I do not like hearing when people ‘say’ they want to learn, they “say” they want to become better and improve on a skill. But go ahead and do the opposite and run away from the challenge. Now I would understand this fear, if you wanted to learn how to climb skyscrapers but fear that you might die from the experience. But for things like drawing and painting, there should be no fear. The fear is all contained within, inside yourself. It is a façade, created by years of people’s perception of you.
This perception is a front, it’s all fake, you should not care what people think of you. You should care of what you think of yourself. You want to become a better artist, release yourself from the shackles of the society’s perception of you. This is not to be mistaken for constructive criticism. When you are a beginning artist people see your work and may remark that you are not very good. That is a perception. A criticism is when they remark something disparaging about your work. Constructive criticism is when they make a remark but provide feedback on how to improve. That is a good thing and should not be ignored. Remember to discern people’s perceptions from constructive criticism, as well from just criticism for criticisms sake. It is easy to be a critic.
Now that I have went on a tangent about perception and criticism, back to the topic. The reason I am writing about failing is because it is the single best thing you can ever do. Failing is growth. They say that it takes three failed businesses before an entrepreneur has success with the fourth. The same goes with art, you will have thousands of failed drawings before you have a few good ones. Eventually you have less failures and more victories, but that takes time. The point being you must separate yourself from the notion of failure and accept that it will occur. The only thing you can have control over regarding failing is how you handle it, and how you grow from it.
The main point I am trying to express is to try, try often, fail, and fail often. Build up that mental skin and become impervious to failure. I struggle with it as well, even with my many failures under my belt. There are times where I do have a weakened sense of self-worth, and I feel that my work is not going anywhere. Times when I am stretched thin and my patience is wavering. I compare myself to others and see how I stack up. But I try not to stay in that mood too long. It does me no good to compare myself to others, unless it is a measure for where I can improve. Even then it should not be given too much thought. It is often during those times of self-reflection where you compare yourself to other artists that leads to a waning of your self-worth. Do not spend too long being self-conscious of your faults, either recognize them and move on, or improve them. Crying about it does you no good.
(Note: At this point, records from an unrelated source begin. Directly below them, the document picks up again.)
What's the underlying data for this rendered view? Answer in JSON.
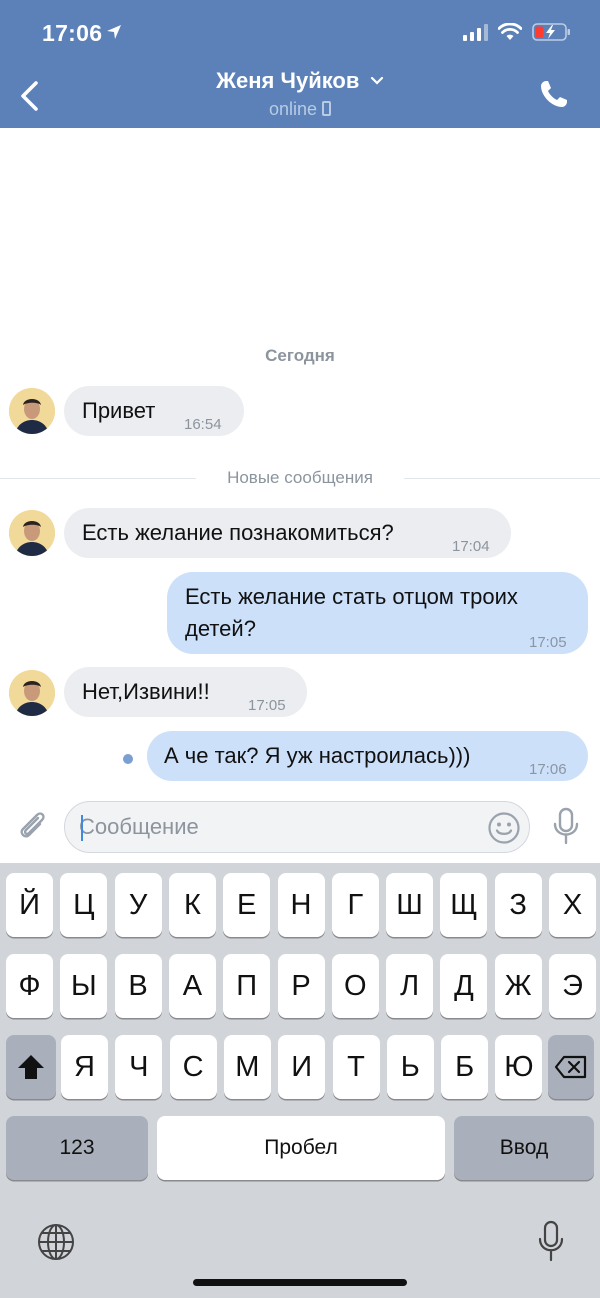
{
  "status_bar": {
    "time": "17:06"
  },
  "header": {
    "title": "Женя Чуйков",
    "status": "online"
  },
  "chat": {
    "date_separator": "Сегодня",
    "new_messages_label": "Новые сообщения",
    "messages": [
      {
        "direction": "in",
        "text": "Привет",
        "time": "16:54"
      },
      {
        "direction": "in",
        "text": "Есть желание познакомиться?",
        "time": "17:04"
      },
      {
        "direction": "out",
        "text": "Есть желание стать отцом троих детей?",
        "time": "17:05"
      },
      {
        "direction": "in",
        "text": "Нет,Извини!!",
        "time": "17:05"
      },
      {
        "direction": "out",
        "text": "А че так? Я уж настроилась)))",
        "time": "17:06",
        "unread": true
      }
    ]
  },
  "composer": {
    "placeholder": "Сообщение",
    "value": ""
  },
  "keyboard": {
    "row1": [
      "Й",
      "Ц",
      "У",
      "К",
      "Е",
      "Н",
      "Г",
      "Ш",
      "Щ",
      "З",
      "Х"
    ],
    "row2": [
      "Ф",
      "Ы",
      "В",
      "А",
      "П",
      "Р",
      "О",
      "Л",
      "Д",
      "Ж",
      "Э"
    ],
    "row3": [
      "Я",
      "Ч",
      "С",
      "М",
      "И",
      "Т",
      "Ь",
      "Б",
      "Ю"
    ],
    "numbers_label": "123",
    "space_label": "Пробел",
    "enter_label": "Ввод"
  },
  "colors": {
    "header_bg": "#5b81b8",
    "incoming_bubble": "#ebedf0",
    "outgoing_bubble": "#cce0fa",
    "keyboard_bg": "#d1d4d9"
  }
}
Always remember, every time you do not make an attempt towards your goal self-improvement is a letdown. Wouldn’t you rather try and fail, than to never try and not know what could have been?